Here is a chart of Federal revenue as a share of GDP in Canada, posted by Livio De Matteo, one of the newer bloggers at Worthwhile Canadian Initiative:
Many a contemporary American libertarian dreams of the day when US Federal spending is confined to ~15% of GDP. However, in the real world this happens in a country that has a fairly robust single-payer basic health care system*, early-childhood-on education initiatives (a previous Conservative government even passed a fairly robust school choice plan that was subsequently killed by a Liberal government after 2 years), and a generally higher level of simple transfers. Some transfers don’t make a whole lot of sense, and kind of get caught in backflips, but nevertheless, there it is. Canada seems to take in ~15% of GDP in taxes, although there is a fit about the budget deficit, which is measured in the happy-go-lucky millions.
I think this lends some credence to the notion that I know Matt Yglesias and Kevin Drum are partial to. That is, ‘largely release people from sources of grave uncertainty (like spells of unemployment, extreme health care and education bills, etc., which can be done at a relatively cheap cost), and sensible market reforms become much more popular’. I can see Canada leading the way in replacing their income tax with a revenue-neutral carbon tax.
But there is a chicken-and-egg story here, as noted by Joseph Heath**:
…it is important to observe that this lack of a correlation [between redistribution and long-term growth of GDP per-capita per Peter Linder’s work] does not show that economic theory is false, that incentives don’t matter, and that government cna do whatever it wants. The lesson to be learned is exactly the opposite. One of the major reasons that big-spending governments tend not to be penalized by the market is that, due to their very bigness, they need to operate more efficiently, and they need to work harder to get incentives right.
The US government, by contrast, has a tax code that is seemingly designed, from the ground up, to keep tax accountants and attorneys employed. Our institutional structure is to blame for most of this, but our relatively low individual tax rates (compared to other rich democracies) enable it.

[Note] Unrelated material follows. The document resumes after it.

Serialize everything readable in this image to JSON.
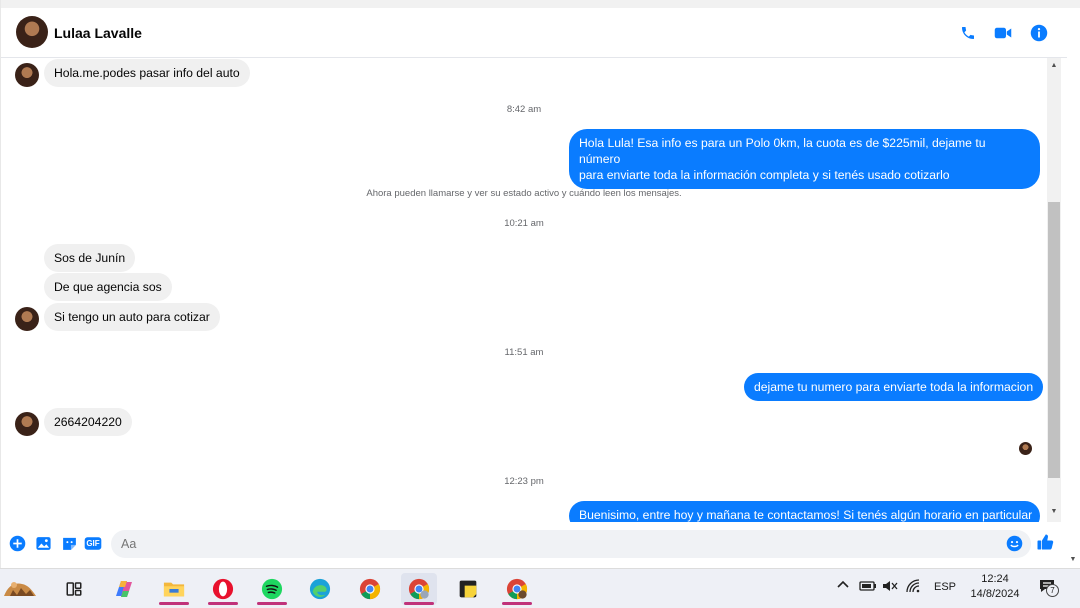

This is an important story since we’re wading into a battle between spending cuts and raising revenue. As I think about the issue more, I notice that few of my complains come from the entitlement state at all, and the ones that do are about the structure of programs, not the programs themselves. In contrast, I have major complaints about the revenue side of government, and still more major complains about the regulatory side of government (at the local, state, and Federal levels). I think a lot of self-styled libertarians or people who lean that way feel the same way. I don’t think that utilitarian redistribution is a bad trade for some of my other goals (which would likely uncomfortably expose certain segments of the population to the cold whims of the marketplace). How about you?
Note: Provincial spending in Canada pushes government/gdp up to ~32% vs ~28% in the US.
*With the option of pursuing private insurance above and beyond. Not my preferred plan, but it seems work on average.
**Filthy Lucre, pp57-61